Rental affordability has plunged in the past year to reach decade lows in several areas across the country, according to the ninth annual National Shelter-SGS Economics and Planning Rental Affordability Index.
Affordability has worsened in every city except Hobart and Canberra and has deteriorated rapidly in Sydney (by 13 per cent), Melbourne and Perth (both by 10 per cent). Only Melbourne and the ACT have what are considered acceptable rents for average income households.
Affordability in the regions has also declined everywhere except Tasmania with falls of between seven and nine per cent in regional QLD, regional SA, and regional WA.
National Shelter CEO Emma Greenhalgh said: “Rental affordability in Australia is going from bad to worse.
“In the past year renters have been smashed with enormous rent hikes well beyond income growth.
“With vacancy rates so incredibly low, landlords have been able to pass on interest rate rises to tenants - and the pressure is only set to increase following last week’s rate rise.
“More households in our cities and our regions are in rental stress and many areas are the most unaffordable they have ever been.
“Governments must urgently address this worsening affordability crisis, including by building more homes and better regulating renting.”
The situation is particularly dire for people on low incomes, with a single person on JobSeeker having to spend more than 75 per cent of their income to rent a one bedroom apartment in any capital city.
Even the regions are severely unaffordable with rents in regional SA - comparatively the most affordable area - still requiring 53 per cent of a JobSeeker’s income.
A single pensioner would need to spend 50 per cent of their income to rent in all capitals except Adelaide and Hobart and at least 32 per cent in regional areas.
Greater Brisbane, regional QLD, regional VIC and regional NSW posted their lowest affordability levels since 2012, with average households needing to spend between 27 and 30 per cent of their income for a median property in those areas.
Greater Sydney is now level with Greater Hobart as the least affordable capital city with a median rental at $650 a week costing 29 per cent of the average renting household’s income.
Greater Brisbane ranks third among the cities with its lowest ever affordability rating and median rentals at $553 a week costing 28 per cent of average income.
Regional QLD is now the least affordable place of all regions and capital cities with median rentals at $553 costing 30 per cent of average income, a figure which meets the threshold for rental stress.
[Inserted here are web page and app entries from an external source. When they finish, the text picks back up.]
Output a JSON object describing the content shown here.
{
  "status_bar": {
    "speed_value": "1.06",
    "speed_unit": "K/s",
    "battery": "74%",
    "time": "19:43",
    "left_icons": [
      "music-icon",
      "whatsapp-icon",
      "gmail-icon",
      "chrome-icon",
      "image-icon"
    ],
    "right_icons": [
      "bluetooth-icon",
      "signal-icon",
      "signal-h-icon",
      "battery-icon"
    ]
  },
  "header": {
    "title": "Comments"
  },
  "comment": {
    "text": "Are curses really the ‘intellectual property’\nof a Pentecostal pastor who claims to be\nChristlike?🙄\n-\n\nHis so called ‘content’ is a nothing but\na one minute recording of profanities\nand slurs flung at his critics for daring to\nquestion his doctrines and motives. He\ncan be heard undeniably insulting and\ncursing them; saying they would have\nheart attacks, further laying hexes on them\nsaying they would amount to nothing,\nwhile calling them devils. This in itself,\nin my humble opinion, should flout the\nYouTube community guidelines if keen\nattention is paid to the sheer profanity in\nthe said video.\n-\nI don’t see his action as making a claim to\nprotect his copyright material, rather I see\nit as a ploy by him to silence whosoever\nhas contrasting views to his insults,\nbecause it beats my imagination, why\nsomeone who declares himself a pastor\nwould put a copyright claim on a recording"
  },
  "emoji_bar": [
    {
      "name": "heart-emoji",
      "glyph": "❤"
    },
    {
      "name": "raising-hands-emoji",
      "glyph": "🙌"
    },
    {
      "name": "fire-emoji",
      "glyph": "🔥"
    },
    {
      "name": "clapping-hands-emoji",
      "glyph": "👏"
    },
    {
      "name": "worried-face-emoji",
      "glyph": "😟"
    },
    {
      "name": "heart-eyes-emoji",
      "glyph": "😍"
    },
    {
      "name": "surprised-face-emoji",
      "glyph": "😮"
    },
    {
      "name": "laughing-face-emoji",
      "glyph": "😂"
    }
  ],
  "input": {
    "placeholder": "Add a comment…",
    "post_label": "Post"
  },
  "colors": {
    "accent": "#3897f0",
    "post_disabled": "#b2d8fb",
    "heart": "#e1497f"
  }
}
“Unaffordability has spread from the cities to well into the regions. Households will have to live further away from where the jobs are to access affordable rents, and businesses are struggling to find workers," said Ellen Witte, Principal at SGS Economics & Planning.
“This downward spiral has now reached the point where very few affordable long-term rentals are on offer.
“We need to attack this problem from multiple angles. This means rapidly expanding social and affordable housing, rethinking how we use tax subsidies and strengthening renters’ rights.”
The Index was developed in partnership with the Beyond Bank Australia Foundation. Peter Rutter, Chief Community & Strategy Officer, said: “We believe that everybody has the right to safe, secure and affordable housing, which includes rental accommodation.
“Through the Beyond Bank Australia Foundation, we invest in projects and initiatives that aim to make this a reality. We are proud to again partner in this important work so that we can continue to understand the cost of living pressures that people are facing and think about how we can work together to overcome them.”
Charlie Moore: 0452 606 171